College tuition is going up and financial aid is on the chopping block in many states, but in the Miami area, one college is offering successful high school graduates a price tag that’s hard to refuse: free.
Miami Dade College – the largest institution of higher education in America, serving more than 170,000 students on eight campuses – announced its American Dream Scholarship on Wednesday. It will cover 60 credits at a value of about $6,500 – enough to earn a two-year degree or start in on one of the four-year programs offered by the community college.
This spring’s high school graduates in Miami-Dade County will be the first to benefit from the “free college” offer. To qualify for the new scholarship, students must have a 3.0 grade-point average and score well enough on entry tests to show they don’t need remedial math or reading courses. Normally, about a third of the college’s entering students pass at that level.
Funded primarily by private donations, the scholarship has the goal of giving families “the opportunity to send their children to college and not have to worry about having to bear such great financial debt,” says Miami Dade College President Eduardo Padrón. “We want our city to be a city of the future ... and the only way we are going to do that is by preparing young people for the jobs that are being created in the knowledge-based economy of the 21st century.”
It’s one of the many efforts under way nationwide to encourage more students to earn a postsecondary degree or work-related credential. President Obama’s goal is for the United States to be No. 1 in the world by 2020 in the proportion of young adults who have college degrees. To get there, the nation needs an additional 8 million graduates.
Florida would need to produce more than half a million additional college grads to do its share, according to state projections released this week by the US Department of Education and Vice President Joe Biden, who has made college accessibility a priority as chairman of the Middle Class Task Force.
Getting students in the door is the first step. Community colleges are often thought of as particularly affordable, but for the neediest students, that is often no longer the case. Eighty percent of community-college students with financial need still have some unmet needs after receiving aid, if broader expenses such as books and food are taken into account, according to the Institute for College Access & Success in Oakland, Calif.
Although the Miami Dade scholarship covers only tuition, it is nevertheless “a great new story for a lot of students who were perhaps wondering about their futures,” says Walter Bumphus, president and CEO of the American Association of Community Colleges in Washington.
As part of Mr. Obama’s goal, community colleges have been challenged to produce 5 million new graduates by 2020, he says, and in the states he has visited, educators and policymakers are working hard to improve their students’ success rates.
More than 40 percent of all degree-seeking students are enrolled in community colleges, and about 60 percent have to take at least one remedial course. Of those, less than a quarter complete a degree or certificate, the US Department of Education reports.
By requiring scholarship recipients to show that they don’t need remedial courses, Miami Dade College is hoping to motivate more students to start college on a sound footing and thus be more likely to complete a degree.
“Families are going to put a lot of pressure on students, not just saying, ‘You have to graduate [from high school],’ but, ‘You have to do better’ ” in order to earn the scholarship, Mr. Padrón says.

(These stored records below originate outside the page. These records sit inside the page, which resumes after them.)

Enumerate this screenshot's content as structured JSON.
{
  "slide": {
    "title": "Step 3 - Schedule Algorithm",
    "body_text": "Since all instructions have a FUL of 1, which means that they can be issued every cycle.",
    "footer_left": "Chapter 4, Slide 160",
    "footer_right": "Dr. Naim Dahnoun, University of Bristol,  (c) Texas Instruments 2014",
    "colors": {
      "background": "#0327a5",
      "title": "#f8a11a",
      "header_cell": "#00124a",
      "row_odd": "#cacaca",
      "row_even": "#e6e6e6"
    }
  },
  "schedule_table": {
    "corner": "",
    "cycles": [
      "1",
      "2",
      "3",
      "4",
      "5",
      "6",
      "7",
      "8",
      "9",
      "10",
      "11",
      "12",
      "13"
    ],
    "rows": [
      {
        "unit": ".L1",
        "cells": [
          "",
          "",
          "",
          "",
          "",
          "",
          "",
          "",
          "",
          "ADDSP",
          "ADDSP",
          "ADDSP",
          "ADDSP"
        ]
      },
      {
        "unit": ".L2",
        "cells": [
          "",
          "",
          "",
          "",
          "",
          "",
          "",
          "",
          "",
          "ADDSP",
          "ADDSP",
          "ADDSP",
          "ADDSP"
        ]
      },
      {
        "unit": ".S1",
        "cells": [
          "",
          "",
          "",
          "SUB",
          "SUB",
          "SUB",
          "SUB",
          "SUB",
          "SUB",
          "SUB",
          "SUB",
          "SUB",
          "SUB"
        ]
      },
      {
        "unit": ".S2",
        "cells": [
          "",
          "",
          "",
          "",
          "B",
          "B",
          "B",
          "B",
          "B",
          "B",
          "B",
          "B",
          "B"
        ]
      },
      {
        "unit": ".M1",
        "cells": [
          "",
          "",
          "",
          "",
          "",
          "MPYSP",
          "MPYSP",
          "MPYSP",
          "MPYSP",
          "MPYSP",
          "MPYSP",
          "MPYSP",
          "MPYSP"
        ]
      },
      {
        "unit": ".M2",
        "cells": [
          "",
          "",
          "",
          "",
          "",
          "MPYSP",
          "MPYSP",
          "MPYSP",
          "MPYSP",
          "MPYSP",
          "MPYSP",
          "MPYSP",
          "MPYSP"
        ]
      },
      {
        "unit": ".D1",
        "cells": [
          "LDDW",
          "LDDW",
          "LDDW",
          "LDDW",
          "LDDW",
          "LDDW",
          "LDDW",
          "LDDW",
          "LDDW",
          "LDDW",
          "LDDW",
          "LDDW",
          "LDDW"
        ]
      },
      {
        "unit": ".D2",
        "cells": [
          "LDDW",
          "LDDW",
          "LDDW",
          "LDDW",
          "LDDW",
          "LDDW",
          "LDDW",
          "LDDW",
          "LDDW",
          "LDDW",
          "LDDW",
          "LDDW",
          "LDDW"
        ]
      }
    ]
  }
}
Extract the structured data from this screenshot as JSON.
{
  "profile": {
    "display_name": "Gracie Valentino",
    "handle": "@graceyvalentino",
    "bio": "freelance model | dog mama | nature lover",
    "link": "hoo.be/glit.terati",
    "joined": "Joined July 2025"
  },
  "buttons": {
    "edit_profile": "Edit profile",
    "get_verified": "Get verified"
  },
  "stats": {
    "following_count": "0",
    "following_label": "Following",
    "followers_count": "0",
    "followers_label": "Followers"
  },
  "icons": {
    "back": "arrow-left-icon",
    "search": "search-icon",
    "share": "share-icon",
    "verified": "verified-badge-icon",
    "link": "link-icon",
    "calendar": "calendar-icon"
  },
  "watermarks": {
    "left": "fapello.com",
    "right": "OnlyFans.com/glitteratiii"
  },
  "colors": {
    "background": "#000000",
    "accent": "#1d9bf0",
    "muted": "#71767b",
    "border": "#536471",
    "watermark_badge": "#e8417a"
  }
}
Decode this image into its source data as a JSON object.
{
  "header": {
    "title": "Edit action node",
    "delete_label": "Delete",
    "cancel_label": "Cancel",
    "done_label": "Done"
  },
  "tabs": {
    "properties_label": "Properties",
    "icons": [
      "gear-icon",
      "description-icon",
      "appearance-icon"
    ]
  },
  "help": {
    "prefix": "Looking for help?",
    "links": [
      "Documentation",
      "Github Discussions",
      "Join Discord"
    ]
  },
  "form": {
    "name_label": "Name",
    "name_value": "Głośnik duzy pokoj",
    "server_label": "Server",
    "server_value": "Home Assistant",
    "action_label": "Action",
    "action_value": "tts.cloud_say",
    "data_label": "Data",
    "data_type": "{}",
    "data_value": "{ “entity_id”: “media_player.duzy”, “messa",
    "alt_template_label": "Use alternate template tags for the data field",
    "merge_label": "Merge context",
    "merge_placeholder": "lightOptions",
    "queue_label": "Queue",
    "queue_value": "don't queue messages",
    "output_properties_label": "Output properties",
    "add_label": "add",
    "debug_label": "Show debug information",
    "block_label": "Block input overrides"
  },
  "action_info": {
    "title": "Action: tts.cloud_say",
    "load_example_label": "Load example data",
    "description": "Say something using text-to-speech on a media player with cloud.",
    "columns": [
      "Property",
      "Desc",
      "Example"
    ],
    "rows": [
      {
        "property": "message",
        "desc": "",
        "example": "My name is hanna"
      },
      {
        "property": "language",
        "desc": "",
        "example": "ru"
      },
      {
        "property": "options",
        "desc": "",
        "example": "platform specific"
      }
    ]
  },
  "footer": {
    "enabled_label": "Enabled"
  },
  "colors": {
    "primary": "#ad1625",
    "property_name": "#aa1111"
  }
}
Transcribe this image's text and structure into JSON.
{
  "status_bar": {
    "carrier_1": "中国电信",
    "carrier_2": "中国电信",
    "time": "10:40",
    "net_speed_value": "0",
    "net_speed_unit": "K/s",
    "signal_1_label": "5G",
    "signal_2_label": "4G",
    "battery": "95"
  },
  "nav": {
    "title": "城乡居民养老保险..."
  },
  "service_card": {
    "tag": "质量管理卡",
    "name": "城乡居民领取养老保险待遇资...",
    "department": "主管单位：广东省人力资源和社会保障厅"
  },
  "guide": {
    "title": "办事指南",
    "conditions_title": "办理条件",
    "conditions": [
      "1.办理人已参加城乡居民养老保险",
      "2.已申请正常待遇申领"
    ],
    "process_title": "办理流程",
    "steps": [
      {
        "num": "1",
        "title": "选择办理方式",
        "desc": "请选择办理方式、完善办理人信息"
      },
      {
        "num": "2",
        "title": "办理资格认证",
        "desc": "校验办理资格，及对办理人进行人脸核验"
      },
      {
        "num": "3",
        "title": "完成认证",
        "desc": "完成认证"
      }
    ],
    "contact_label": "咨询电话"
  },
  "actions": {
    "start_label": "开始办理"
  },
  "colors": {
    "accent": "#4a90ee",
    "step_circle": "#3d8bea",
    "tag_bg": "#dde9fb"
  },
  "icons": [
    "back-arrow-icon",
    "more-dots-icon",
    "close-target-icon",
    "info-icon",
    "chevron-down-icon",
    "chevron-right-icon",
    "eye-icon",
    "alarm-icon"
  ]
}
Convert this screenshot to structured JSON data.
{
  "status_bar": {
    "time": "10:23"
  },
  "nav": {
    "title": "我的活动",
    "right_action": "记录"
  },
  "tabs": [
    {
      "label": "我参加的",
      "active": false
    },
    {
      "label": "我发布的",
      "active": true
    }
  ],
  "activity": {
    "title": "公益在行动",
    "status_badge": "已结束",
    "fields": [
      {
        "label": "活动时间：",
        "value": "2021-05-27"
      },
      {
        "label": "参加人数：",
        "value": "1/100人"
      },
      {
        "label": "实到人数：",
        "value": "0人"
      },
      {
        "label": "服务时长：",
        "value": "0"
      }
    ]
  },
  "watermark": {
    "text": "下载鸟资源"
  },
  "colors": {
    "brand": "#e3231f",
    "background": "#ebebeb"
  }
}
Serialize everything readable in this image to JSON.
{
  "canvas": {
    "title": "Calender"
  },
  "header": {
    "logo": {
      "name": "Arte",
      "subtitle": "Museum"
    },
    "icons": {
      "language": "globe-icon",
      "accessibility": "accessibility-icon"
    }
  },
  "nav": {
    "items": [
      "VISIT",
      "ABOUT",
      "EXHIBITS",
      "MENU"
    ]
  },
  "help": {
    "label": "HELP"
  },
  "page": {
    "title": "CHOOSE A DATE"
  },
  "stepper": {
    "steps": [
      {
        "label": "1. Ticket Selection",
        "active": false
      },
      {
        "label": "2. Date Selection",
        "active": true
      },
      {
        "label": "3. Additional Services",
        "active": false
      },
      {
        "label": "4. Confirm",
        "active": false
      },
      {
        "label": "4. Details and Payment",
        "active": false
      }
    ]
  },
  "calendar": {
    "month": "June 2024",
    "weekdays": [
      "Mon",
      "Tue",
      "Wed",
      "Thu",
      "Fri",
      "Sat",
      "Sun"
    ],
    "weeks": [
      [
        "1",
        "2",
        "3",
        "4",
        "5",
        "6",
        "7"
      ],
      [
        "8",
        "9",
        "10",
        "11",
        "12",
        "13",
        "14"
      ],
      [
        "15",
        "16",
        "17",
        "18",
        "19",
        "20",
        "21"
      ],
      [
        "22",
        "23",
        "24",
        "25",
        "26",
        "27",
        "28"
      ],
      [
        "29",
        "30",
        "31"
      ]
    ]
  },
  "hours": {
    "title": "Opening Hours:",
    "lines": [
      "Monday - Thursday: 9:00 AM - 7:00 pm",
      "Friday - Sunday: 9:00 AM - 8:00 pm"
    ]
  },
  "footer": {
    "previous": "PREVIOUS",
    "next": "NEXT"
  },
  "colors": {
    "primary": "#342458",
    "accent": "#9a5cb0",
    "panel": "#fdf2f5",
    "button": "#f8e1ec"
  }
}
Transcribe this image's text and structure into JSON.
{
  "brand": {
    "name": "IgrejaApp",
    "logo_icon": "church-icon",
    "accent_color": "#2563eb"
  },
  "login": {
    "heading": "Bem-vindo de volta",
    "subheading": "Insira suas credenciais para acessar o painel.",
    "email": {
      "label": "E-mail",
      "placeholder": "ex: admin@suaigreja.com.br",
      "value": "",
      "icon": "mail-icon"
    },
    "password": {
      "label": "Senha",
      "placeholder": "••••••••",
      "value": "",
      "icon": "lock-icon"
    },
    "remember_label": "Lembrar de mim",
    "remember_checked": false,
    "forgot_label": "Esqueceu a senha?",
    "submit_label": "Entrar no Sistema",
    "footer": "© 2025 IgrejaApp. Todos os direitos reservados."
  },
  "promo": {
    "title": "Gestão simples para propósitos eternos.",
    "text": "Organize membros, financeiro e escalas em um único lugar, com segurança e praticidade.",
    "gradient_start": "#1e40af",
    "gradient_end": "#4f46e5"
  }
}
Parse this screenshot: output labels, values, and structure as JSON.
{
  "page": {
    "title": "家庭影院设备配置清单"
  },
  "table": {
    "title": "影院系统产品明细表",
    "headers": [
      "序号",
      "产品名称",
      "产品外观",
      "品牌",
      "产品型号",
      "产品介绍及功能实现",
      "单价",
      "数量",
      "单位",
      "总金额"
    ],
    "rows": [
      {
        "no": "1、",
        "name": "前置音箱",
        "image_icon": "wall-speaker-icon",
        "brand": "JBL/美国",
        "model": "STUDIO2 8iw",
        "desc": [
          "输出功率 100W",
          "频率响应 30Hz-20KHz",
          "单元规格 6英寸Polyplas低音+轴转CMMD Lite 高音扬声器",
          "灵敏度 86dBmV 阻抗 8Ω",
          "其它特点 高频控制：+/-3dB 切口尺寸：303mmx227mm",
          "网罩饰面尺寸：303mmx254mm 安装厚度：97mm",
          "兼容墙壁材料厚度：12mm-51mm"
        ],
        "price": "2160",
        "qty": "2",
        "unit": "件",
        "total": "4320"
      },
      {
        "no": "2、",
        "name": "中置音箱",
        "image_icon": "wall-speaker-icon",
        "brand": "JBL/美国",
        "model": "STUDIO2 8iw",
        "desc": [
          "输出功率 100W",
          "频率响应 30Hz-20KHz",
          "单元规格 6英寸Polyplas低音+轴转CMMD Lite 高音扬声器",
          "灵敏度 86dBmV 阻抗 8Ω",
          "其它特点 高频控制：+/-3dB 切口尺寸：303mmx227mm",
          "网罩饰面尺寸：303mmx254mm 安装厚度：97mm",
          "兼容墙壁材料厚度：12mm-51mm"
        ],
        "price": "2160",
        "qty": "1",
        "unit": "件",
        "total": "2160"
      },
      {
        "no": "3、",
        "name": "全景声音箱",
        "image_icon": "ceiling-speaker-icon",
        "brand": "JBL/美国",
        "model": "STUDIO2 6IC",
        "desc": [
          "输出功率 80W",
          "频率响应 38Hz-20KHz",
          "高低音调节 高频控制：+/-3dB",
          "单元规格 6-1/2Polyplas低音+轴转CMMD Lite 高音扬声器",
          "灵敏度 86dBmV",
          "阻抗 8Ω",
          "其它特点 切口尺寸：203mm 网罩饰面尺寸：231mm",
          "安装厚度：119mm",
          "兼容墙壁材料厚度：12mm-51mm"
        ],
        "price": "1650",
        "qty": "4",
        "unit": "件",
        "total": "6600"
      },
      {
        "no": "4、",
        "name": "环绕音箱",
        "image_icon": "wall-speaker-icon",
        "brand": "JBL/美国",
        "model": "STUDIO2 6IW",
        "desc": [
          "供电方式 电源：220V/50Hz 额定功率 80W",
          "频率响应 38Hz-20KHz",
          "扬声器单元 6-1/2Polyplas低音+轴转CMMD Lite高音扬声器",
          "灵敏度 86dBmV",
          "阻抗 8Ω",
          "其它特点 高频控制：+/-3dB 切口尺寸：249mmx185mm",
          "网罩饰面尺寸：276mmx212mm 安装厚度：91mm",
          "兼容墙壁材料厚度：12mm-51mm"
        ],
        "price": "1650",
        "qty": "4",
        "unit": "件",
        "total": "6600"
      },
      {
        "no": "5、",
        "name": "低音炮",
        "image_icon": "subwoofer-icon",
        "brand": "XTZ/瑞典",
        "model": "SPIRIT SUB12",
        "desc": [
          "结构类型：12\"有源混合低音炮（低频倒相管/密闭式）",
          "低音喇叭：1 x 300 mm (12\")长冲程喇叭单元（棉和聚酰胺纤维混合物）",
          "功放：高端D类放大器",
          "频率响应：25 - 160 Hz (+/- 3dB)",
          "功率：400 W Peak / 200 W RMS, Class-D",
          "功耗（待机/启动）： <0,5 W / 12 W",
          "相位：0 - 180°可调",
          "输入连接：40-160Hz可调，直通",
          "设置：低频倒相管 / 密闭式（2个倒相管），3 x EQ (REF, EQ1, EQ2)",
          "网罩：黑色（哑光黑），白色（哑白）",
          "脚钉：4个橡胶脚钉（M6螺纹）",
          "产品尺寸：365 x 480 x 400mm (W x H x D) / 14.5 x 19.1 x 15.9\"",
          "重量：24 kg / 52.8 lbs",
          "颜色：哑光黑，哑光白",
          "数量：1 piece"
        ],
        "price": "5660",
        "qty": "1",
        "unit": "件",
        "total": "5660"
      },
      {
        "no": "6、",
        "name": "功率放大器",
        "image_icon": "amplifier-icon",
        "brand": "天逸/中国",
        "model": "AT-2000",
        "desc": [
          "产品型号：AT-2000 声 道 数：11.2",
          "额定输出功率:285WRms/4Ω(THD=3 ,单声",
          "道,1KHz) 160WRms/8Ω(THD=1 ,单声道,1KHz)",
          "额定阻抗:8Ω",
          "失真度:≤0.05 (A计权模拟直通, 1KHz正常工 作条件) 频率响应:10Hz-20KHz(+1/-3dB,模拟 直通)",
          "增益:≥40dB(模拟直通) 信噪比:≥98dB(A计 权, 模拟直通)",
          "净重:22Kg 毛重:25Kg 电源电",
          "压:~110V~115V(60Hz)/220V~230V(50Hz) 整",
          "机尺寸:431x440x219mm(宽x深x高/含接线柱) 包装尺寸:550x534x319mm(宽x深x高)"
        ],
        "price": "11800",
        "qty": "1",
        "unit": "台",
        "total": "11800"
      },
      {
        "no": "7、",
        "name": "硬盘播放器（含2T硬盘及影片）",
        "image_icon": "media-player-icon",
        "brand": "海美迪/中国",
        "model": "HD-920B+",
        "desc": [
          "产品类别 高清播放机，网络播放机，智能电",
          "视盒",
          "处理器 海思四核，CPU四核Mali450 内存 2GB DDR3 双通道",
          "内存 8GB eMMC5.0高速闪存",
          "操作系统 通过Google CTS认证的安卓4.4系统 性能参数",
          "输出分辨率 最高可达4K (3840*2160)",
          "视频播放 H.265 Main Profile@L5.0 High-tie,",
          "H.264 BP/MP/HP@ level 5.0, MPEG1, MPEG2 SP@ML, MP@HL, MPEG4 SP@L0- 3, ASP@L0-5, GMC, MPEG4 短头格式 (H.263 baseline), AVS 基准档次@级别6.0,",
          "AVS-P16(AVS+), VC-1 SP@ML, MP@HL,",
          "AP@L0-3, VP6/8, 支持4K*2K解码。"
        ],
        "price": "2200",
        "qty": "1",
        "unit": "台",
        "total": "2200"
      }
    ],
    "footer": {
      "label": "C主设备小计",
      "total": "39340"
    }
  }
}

The new program will at the same time open the door to many students who may not think of themselves as academic-scholarship material, local educators say.
By using a weighted GPA, it gives students credit for trying more challenging courses that that they might get a C or B in, instead of an easy A, says Verena Cabrera, principal of Hialeah Senior High School.
Students at Hialeah who can meet the criteria are already thinking about college, she says, but because of financial concerns, “they might be thinking of starting later ... and postponing can mean the risk of not going, because they get caught up in life,” she says. But the scholarship will be an opportunity many will want to seize. It “will increase the numbers we get into college right away after high school,” she says.
Local public-private partnerships like the Miami Dade scholarship “can send a really positive signal to students in that community that college is possible,” says Lauren Asher, president of the Institute for College Access & Success.
But in the broader picture, Ms. Asher adds, they don’t solve the “larger-scale problem of strains on state budgets just when families most need help.”
State budgets are the biggest factor influencing tuition and fees at public colleges and universities.
In Florida, where legislators are considering taking a $320 million bite out of the higher-education budget, one possible trim would come from the state’s merit scholarship program.